That type of scenario is more realistic for people than a constant spending rate over time.

Non-Portfolio Cash Flows Add Complexity

The 4% Rule fails to acknowledge that non-portfolio cashflows are typically a major source of retiree income. For example, income sources like Social Security, pensions, rental properties, part-time jobs, house downsizing, inheritances, and so on make the actual cash flow picture for most families quite complex. It’s one reason we frame this phase of life not as retirement, but as “work optional.”

Below is a hypothetical example of income for a retired couple, Mary and John. It assumes part-time work for five years, a pension, and two Social Security income streams starting at different ages.

At first, only portfolio withdrawals and part-time work are used to fund retirement income, leading to an initial 9.8% withdrawal rate (more than double 4%). As Mary’s Social Security income and John’s pension kick in, annual portfolio withdrawals decrease to approximately $79,000 and $63,000, respectively, per year.

After a brief increase in withdrawals when John stops working part-time, his Social Security begins, and portfolio withdrawals are further reduced to $46,000 per year. Because of reduced goals-based planning needs, withdrawals continue to decrease in real terms, going as low as $9,000 per year later in the plan.

Therefore, the complexity of these different cash flows and their timing makes following a fixed withdrawal rate rule pretty much impossible and a fool’s errand. This is why we believe one of the greatest values added to any household is dynamic, goals-based retirement income planning. Income distribution is the most complex aspect of the retirement puzzle and requires complex, dynamic planning, not simplified rules-based thinking.

Big October, Bigger November?

Instead of the usual detailed look at our trusty Big Money Index (BMI) from MAPsignals, which tracks “big money” and institutional investor activity, we’re going to do a quick-hit recap and dive deeper in a future post. For now, we want to point out how market data, even after a historically great October, still show strong tailwinds for the remainder of the year.

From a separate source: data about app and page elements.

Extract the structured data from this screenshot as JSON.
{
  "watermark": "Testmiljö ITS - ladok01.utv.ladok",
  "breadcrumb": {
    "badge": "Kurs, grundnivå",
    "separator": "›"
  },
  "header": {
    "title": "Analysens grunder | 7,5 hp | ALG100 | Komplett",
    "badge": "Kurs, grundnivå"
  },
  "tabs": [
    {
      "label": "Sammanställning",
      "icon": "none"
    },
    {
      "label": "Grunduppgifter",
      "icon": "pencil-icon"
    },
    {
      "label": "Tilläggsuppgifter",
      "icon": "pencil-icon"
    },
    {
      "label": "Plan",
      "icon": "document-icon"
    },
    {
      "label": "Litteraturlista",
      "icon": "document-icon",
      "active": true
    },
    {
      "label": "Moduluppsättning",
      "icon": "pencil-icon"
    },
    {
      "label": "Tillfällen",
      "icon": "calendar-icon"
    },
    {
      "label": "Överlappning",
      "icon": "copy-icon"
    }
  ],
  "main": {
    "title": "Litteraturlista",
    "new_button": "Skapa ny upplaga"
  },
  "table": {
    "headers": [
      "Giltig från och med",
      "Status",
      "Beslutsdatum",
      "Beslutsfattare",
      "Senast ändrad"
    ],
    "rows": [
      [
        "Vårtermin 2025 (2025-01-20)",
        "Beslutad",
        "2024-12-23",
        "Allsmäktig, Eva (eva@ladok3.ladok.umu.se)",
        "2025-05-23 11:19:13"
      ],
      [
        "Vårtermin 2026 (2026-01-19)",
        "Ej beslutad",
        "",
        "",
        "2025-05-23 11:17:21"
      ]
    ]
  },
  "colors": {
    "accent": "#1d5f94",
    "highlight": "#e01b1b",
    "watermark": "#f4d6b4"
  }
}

What do we mean by historically strong October? The four indexes collectively rose an average of more than 6%, according to FactSet:

We understand this might make some people weary or concerned about the next two months. How can markets follow up that performance? Well, based on both current and historical data, we don't think fear is warranted. As you can see, the BMI is still rising:

And the MAPsignals Sector Rankings chart shows more significant, broad-based buying:

From a historical standpoint, more good news is that November is another seasonally strong time of year. In fact, since 1990, it’s the strongest month on average for both market performance and the BMI:

So, in short, while historical performance does not guarantee future results, the current strong buying and strong seasonal data provide us confidence as we exit another blockbuster earnings season. More to come later – stay tuned.

Securities sold through CoreCap Investments, LLC.  Advisory services offered by CoreCap Advisors, LLC. Cornerstone Financial Services, CoreCap Investments, and CoreCap Advisors are separate and unaf´Čüliated entities.